_Materials provided_:
━━━
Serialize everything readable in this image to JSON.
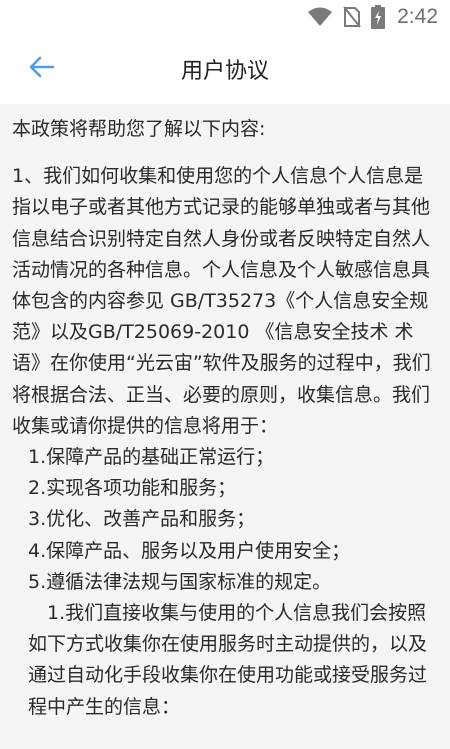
{
  "status_bar": {
    "time": "2:42",
    "icons": [
      "wifi-icon",
      "no-sim-icon",
      "battery-charging-icon"
    ]
  },
  "app_bar": {
    "back_icon": "arrow-left-icon",
    "accent_color": "#4a9df2",
    "title": "用户协议"
  },
  "content": {
    "intro": "本政策将帮助您了解以下内容:",
    "section1": "1、我们如何收集和使用您的个人信息个人信息是指以电子或者其他方式记录的能够单独或者与其他信息结合识别特定自然人身份或者反映特定自然人活动情况的各种信息。个人信息及个人敏感信息具体包含的内容参见 GB/T35273《个人信息安全规范》以及GB/T25069-2010 《信息安全技术 术语》在你使用“光云宙”软件及服务的过程中，我们将根据合法、正当、必要的原则，收集信息。我们收集或请你提供的信息将用于：",
    "list": [
      "1.保障产品的基础正常运行；",
      "2.实现各项功能和服务；",
      "3.优化、改善产品和服务；",
      "4.保障产品、服务以及用户使用安全；",
      "5.遵循法律法规与国家标准的规定。"
    ],
    "sub_section": "1.我们直接收集与使用的个人信息我们会按照如下方式收集你在使用服务时主动提供的，以及通过自动化手段收集你在使用功能或接受服务过程中产生的信息："
  }
}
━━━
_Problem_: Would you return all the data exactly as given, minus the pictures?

_Written solution_:
Serialize everything readable in this image to JSON.
{
  "status_bar": {
    "time": "2:42",
    "icons": [
      "wifi-icon",
      "no-sim-icon",
      "battery-charging-icon"
    ]
  },
  "app_bar": {
    "back_icon": "arrow-left-icon",
    "accent_color": "#4a9df2",
    "title": "用户协议"
  },
  "content": {
    "intro": "本政策将帮助您了解以下内容:",
    "section1": "1、我们如何收集和使用您的个人信息个人信息是指以电子或者其他方式记录的能够单独或者与其他信息结合识别特定自然人身份或者反映特定自然人活动情况的各种信息。个人信息及个人敏感信息具体包含的内容参见 GB/T35273《个人信息安全规范》以及GB/T25069-2010 《信息安全技术 术语》在你使用“光云宙”软件及服务的过程中，我们将根据合法、正当、必要的原则，收集信息。我们收集或请你提供的信息将用于：",
    "list": [
      "1.保障产品的基础正常运行；",
      "2.实现各项功能和服务；",
      "3.优化、改善产品和服务；",
      "4.保障产品、服务以及用户使用安全；",
      "5.遵循法律法规与国家标准的规定。"
    ],
    "sub_section": "1.我们直接收集与使用的个人信息我们会按照如下方式收集你在使用服务时主动提供的，以及通过自动化手段收集你在使用功能或接受服务过程中产生的信息："
  }
}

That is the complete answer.